* EXERCISE DIRECTIONS: Search the records for the word "icon" and copy every line in which it occurs.

Top of SOURCE MATERIAL

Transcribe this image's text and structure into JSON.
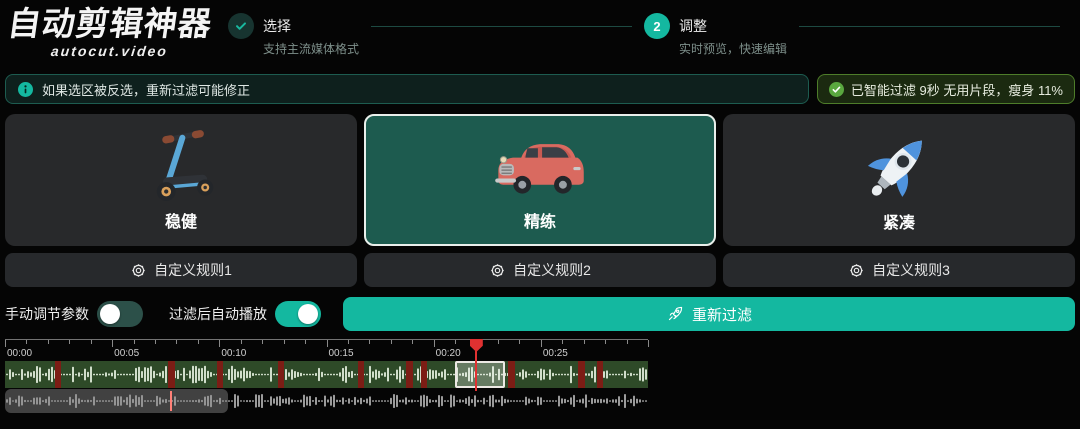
{
  "app": {
    "title": "自动剪辑神器",
    "subtitle": "autocut.video"
  },
  "steps": {
    "step1": {
      "label": "选择",
      "sublabel": "支持主流媒体格式",
      "state": "completed",
      "icon": "check-icon"
    },
    "step2": {
      "label": "调整",
      "sublabel": "实时预览，快速编辑",
      "number": "2",
      "state": "active"
    }
  },
  "notice": {
    "icon": "info-icon",
    "text": "如果选区被反选，重新过滤可能修正"
  },
  "status_badge": {
    "icon": "check-icon",
    "text": "已智能过滤 9秒 无用片段，瘦身 11%"
  },
  "presets": {
    "items": [
      {
        "label": "稳健",
        "icon": "scooter-icon",
        "selected": false
      },
      {
        "label": "精练",
        "icon": "car-icon",
        "selected": true
      },
      {
        "label": "紧凑",
        "icon": "rocket-icon",
        "selected": false
      }
    ]
  },
  "rules": {
    "icon": "gear-icon",
    "items": [
      {
        "label": "自定义规则1"
      },
      {
        "label": "自定义规则2"
      },
      {
        "label": "自定义规则3"
      }
    ]
  },
  "controls": {
    "manual": {
      "label": "手动调节参数",
      "on": false
    },
    "autoplay": {
      "label": "过滤后自动播放",
      "on": true
    },
    "refilter": {
      "label": "重新过滤",
      "icon": "rocket-outline-icon"
    }
  },
  "colors": {
    "accent": "#14b8a0",
    "accent_dark": "#1d5b4f",
    "toggle_off": "#2c5049",
    "card_bg": "#28292b",
    "wave_bg": "#2e4a28",
    "cut_red": "#7c1d15",
    "playhead_red": "#e03131",
    "overview_playhead": "#ff8078",
    "status_green": "#5aa83f"
  },
  "timeline": {
    "duration_sec": 30,
    "minor_tick_sec": 1,
    "major_tick_sec": 5,
    "tick_labels": [
      "00:00",
      "00:05",
      "00:10",
      "00:15",
      "00:20",
      "00:25"
    ],
    "cut_segments_pct": [
      [
        7.8,
        0.95
      ],
      [
        25.4,
        1.1
      ],
      [
        33.0,
        0.95
      ],
      [
        42.5,
        0.95
      ],
      [
        54.9,
        0.95
      ],
      [
        62.4,
        1.1
      ],
      [
        64.7,
        0.95
      ],
      [
        78.2,
        1.1
      ],
      [
        89.1,
        1.1
      ],
      [
        92.1,
        0.95
      ]
    ],
    "selection_pct": {
      "start": 70.0,
      "width": 7.8
    },
    "playhead_pct": 73.3,
    "overview_selection_pct": {
      "start": 0,
      "width": 34.7
    },
    "overview_playhead_pct": 25.7
  }
}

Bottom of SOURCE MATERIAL

* WORKED SOLUTION:
      "icon": "check-icon"
    "icon": "info-icon",
    "icon": "check-icon",
        "icon": "scooter-icon",
        "icon": "car-icon",
        "icon": "rocket-icon",
    "icon": "gear-icon",
      "icon": "rocket-outline-icon"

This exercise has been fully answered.